When to See a Doctor About Back Pain

Back pain is one of the most common medical problems experienced by adults. According to the Mayo Clinic, back pain affects 8 out of 10 people at some point in their lives. Fortunately, you can take measures to prevent or relieve most occurrences of back pain.

What are types of back pain?

Back pain can range from a constant ache to a shooting pain. Chronic back pain lasts for three months or longer. Acute back pain lasts between 4 and 12 weeks.

What causes back pain?

There are many conditions that may result in back pain. These include:

  • Muscle or ligament strain
  • Bulging or ruptured disks
  • Arthritis
  • Skeletal irregularities
  • Osteoporosis

What should I do?

Most of the time, your back pain will go away on its own with home treatment and self-care. However, it may take a while. Over-the counter pain reliever as well as resting can help. But keep in mind: too much rest can make it worse. Staying in bed for over a day or two can lead to worse pain and no improvements.

When should I seek medical help?

Most back pain gradually improves with home treatment and self-care, usually within two weeks. You should seek medical attention if your back pain:

  • Doesn’t improve within 2 weeks of home treatment and self-care
  • Occurred following an injury
  • Is accompanied by a fever
  • Causes bowel or bladder issues
  • Is severe
  • Spreads down one or both legs
  • Causes weakness, numbness or tingling in one or both legs
  • Is accompanied by unexplained weight loss

What is the treatment?

The treatment for back pain depends on the kind of pain you have and what the cause is. Treatment may include hot or cold packs, exercise, medicines, injections, and possibly even surgery. Home remedies include:

  • Nonsteroidal anti-inflammatory medications, such as ibuprofen or naproxen.
  • Ice packs to relieve discomfort and help lessen inflammation in acute back pain.
  • Warm compresses to relieve pain when inflammation has subsided.

How do I prevent back pain?

There are many ways you can avoid experiencing back pain. Improving your physical condition as well as practicing proper body mechanics are some of the best ways.

  • Exercise
  • Build muscle strength and flexibility
  • Maintain a healthy weight
  • Practice good posture
  • Lift smart (with your legs and a straight back)

What about physical therapy?

For some, physical therapy may be a great option for the treatment of back pain. The overall goals of physical therapy are to decrease pain, increase function, and provide education on a maintenance program to prevent future recurrences.

At Physicians Immediate Care, we provide physical therapy at 9 of our locations. We use an attentive, one-on-one approach to help you get on the road to a faster and more thorough recovery. Our licensed physical therapists and physical therapy assistants focus on relieving pain, restoring function, and strengthening the areas causing you difficulty. Because we know a fast and full recovery doesn’t just happen two or three days a week, we’ll also provide you with education and tools to use outside your one on one physical therapy session.

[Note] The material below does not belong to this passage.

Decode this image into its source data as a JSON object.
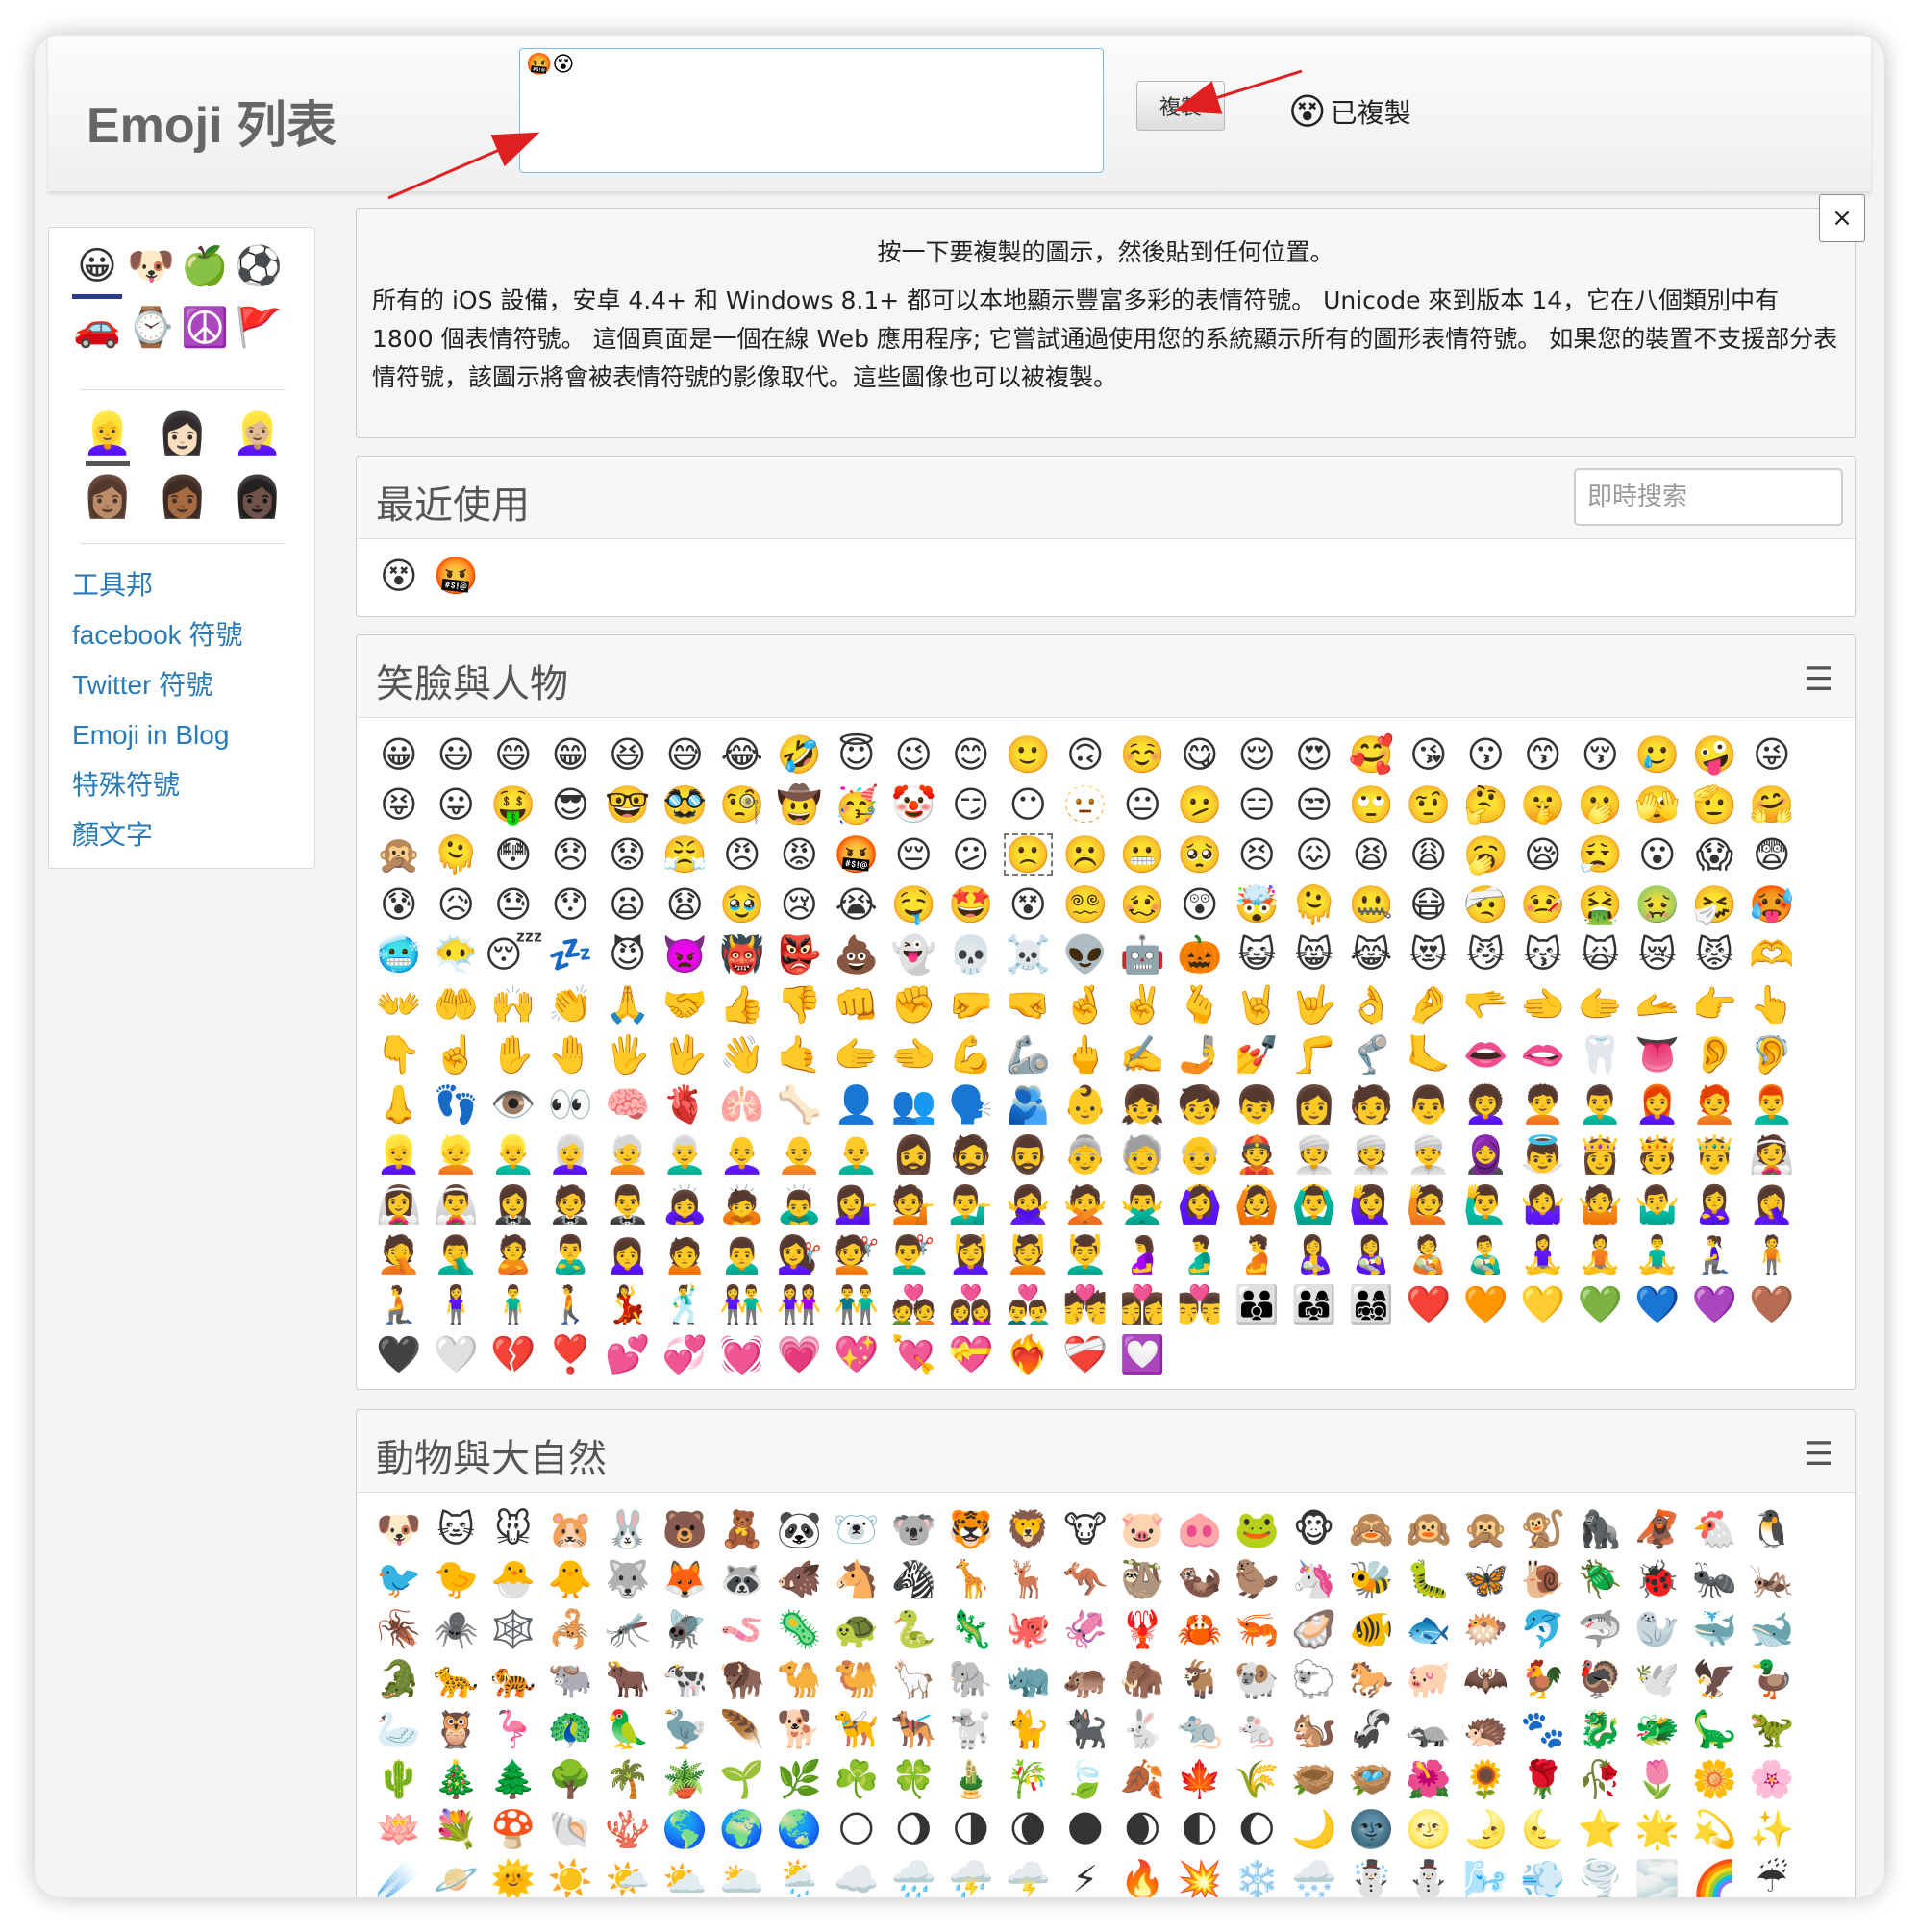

We can help!

At Physicians Immediate Care, we can help alleviate your back pain. From sprains to broken bones and other non-life threatening injuries, our clinics are a worry-free alternative to the emergency room. The only thing better than the short waits is the attentive care. You can also get supplies like crutches, slings, splints, and back supports right at the clinic.

 

Sources:

American Physical Therapy Association, “Benefits of a Physical Therapist,” http://www.moveforwardpt.com/forhealthcareprofessionals/detail/benefits-of-physical-therapist

Cleveland Clinic, “What Can Physical Therapy Do For Your Back & Neck Pain,” https://my.clevelandclinic.org/health/articles/what-can-physical-therapy-do-for-your-back-and-neck-pain

MedlinePlus, “Back Pain,” https://medlineplus.gov/backpain.html

National Institute of Arthritis and Musculoskeletal and Skin Diseases, “What Is Back Pain?,” https://www.niams.nih.gov/health_info/back_pain/back_pain_ff.asp